_Instructions to follow_
The reply is to be the lines from the one with "Output a JSON" through the last line of the records below, each retyped exactly, with pictures left out.
── Material shown ──
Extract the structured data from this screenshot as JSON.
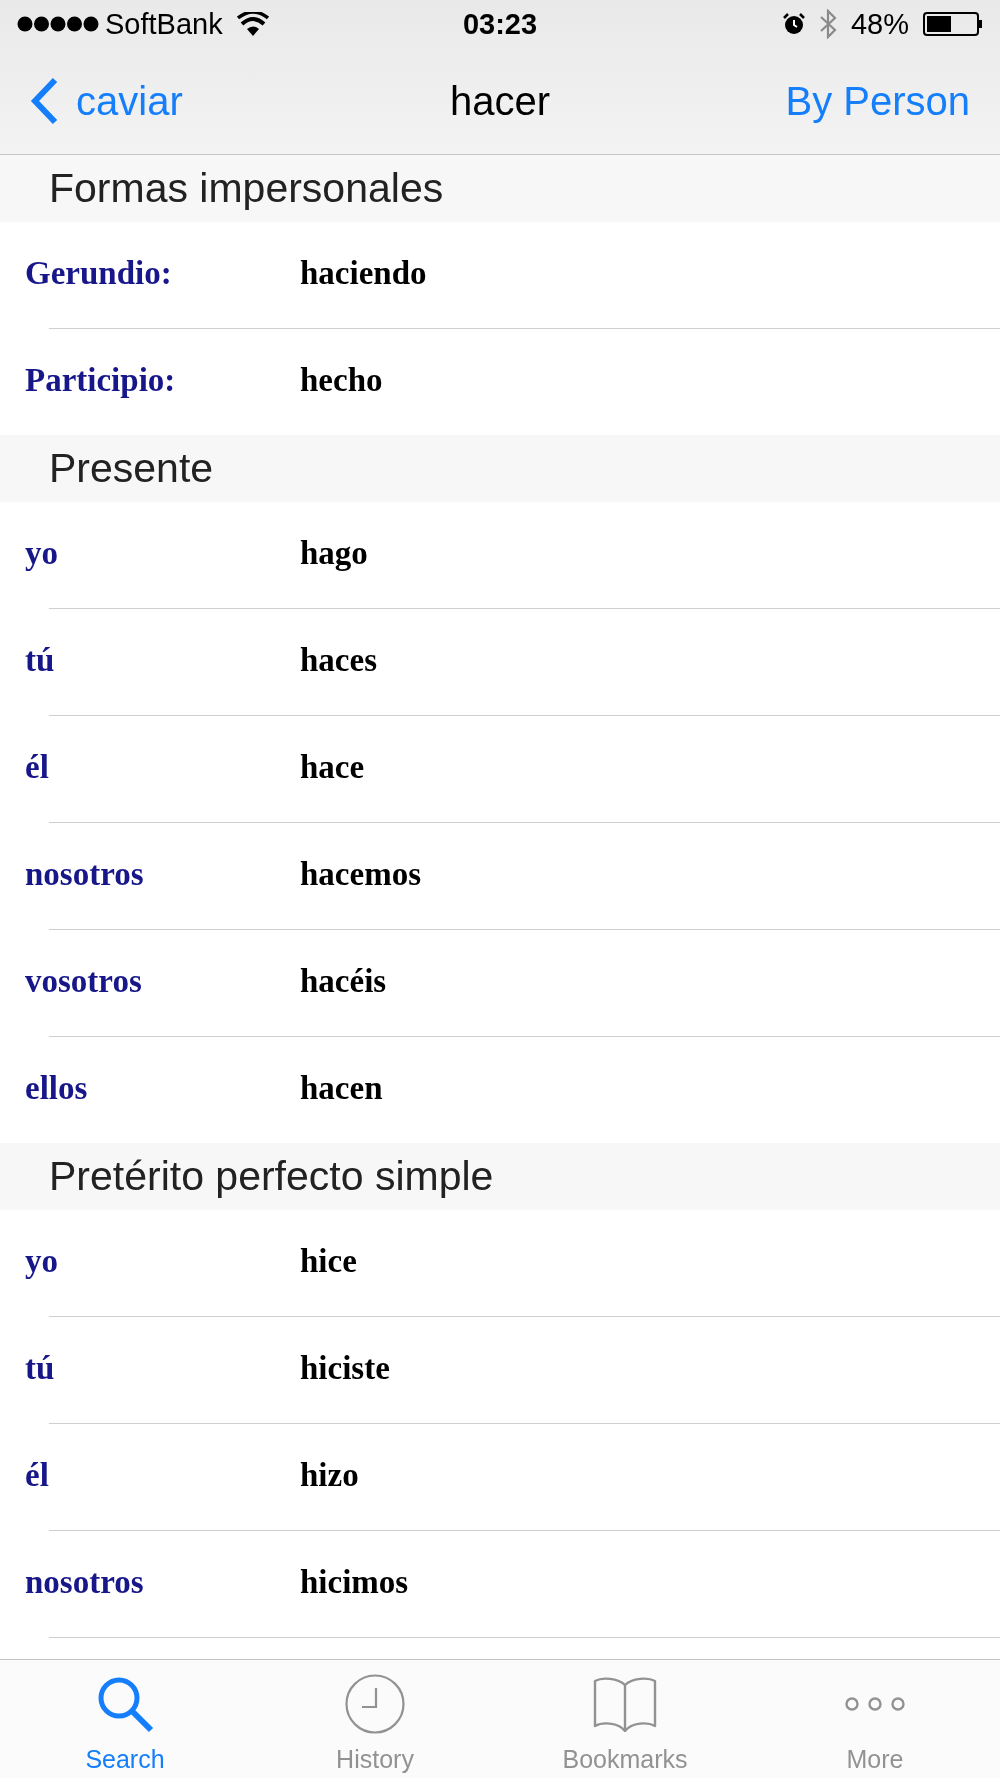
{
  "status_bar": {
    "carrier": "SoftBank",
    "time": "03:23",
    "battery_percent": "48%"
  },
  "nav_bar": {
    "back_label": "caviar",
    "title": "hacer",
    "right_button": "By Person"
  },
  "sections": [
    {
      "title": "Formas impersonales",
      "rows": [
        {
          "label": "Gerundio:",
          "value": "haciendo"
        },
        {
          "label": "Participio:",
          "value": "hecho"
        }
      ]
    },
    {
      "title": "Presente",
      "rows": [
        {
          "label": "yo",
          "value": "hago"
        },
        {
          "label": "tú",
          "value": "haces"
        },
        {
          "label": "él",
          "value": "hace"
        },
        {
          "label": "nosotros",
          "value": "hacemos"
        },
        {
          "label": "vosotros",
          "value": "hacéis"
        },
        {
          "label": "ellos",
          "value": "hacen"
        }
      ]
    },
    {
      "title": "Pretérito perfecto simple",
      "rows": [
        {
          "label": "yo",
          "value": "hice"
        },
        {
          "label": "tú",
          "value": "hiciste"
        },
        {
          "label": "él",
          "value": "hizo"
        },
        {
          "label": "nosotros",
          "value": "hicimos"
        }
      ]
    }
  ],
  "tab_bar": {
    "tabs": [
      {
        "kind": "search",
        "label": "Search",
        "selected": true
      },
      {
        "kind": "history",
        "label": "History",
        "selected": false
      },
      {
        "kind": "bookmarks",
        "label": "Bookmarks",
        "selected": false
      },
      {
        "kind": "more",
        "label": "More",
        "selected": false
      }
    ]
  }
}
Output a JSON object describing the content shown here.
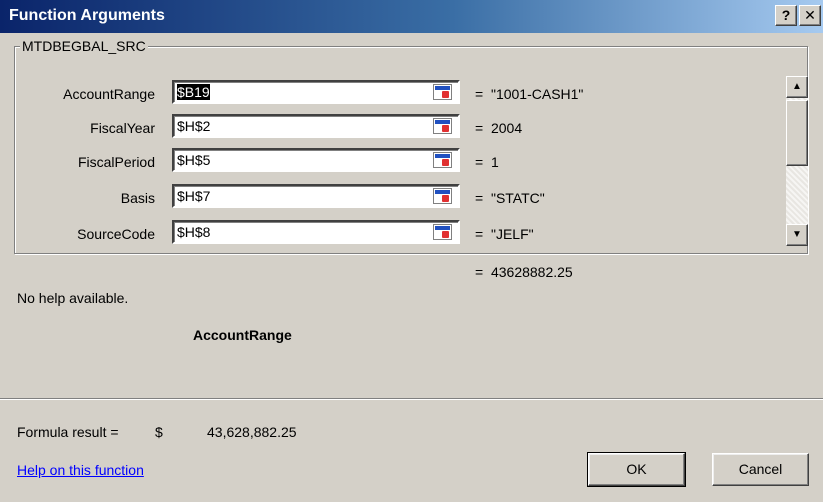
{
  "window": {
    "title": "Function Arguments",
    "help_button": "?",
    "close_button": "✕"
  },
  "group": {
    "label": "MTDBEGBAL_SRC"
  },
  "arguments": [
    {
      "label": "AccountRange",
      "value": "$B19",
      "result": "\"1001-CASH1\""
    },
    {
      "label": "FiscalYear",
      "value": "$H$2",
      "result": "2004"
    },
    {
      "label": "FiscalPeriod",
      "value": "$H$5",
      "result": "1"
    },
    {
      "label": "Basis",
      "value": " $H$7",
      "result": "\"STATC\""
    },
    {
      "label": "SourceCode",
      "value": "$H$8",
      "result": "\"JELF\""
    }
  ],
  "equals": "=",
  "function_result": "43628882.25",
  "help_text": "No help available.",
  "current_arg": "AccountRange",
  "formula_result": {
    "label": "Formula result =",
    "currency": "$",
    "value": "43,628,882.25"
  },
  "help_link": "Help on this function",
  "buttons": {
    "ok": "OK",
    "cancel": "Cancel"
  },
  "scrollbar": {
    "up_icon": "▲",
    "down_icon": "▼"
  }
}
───
_Response below_
Output a JSON object describing the content shown here.
{
  "window": {
    "title": "Function Arguments",
    "help_button": "?",
    "close_button": "✕"
  },
  "group": {
    "label": "MTDBEGBAL_SRC"
  },
  "arguments": [
    {
      "label": "AccountRange",
      "value": "$B19",
      "result": "\"1001-CASH1\""
    },
    {
      "label": "FiscalYear",
      "value": "$H$2",
      "result": "2004"
    },
    {
      "label": "FiscalPeriod",
      "value": "$H$5",
      "result": "1"
    },
    {
      "label": "Basis",
      "value": " $H$7",
      "result": "\"STATC\""
    },
    {
      "label": "SourceCode",
      "value": "$H$8",
      "result": "\"JELF\""
    }
  ],
  "equals": "=",
  "function_result": "43628882.25",
  "help_text": "No help available.",
  "current_arg": "AccountRange",
  "formula_result": {
    "label": "Formula result =",
    "currency": "$",
    "value": "43,628,882.25"
  },
  "help_link": "Help on this function",
  "buttons": {
    "ok": "OK",
    "cancel": "Cancel"
  },
  "scrollbar": {
    "up_icon": "▲",
    "down_icon": "▼"
  }
}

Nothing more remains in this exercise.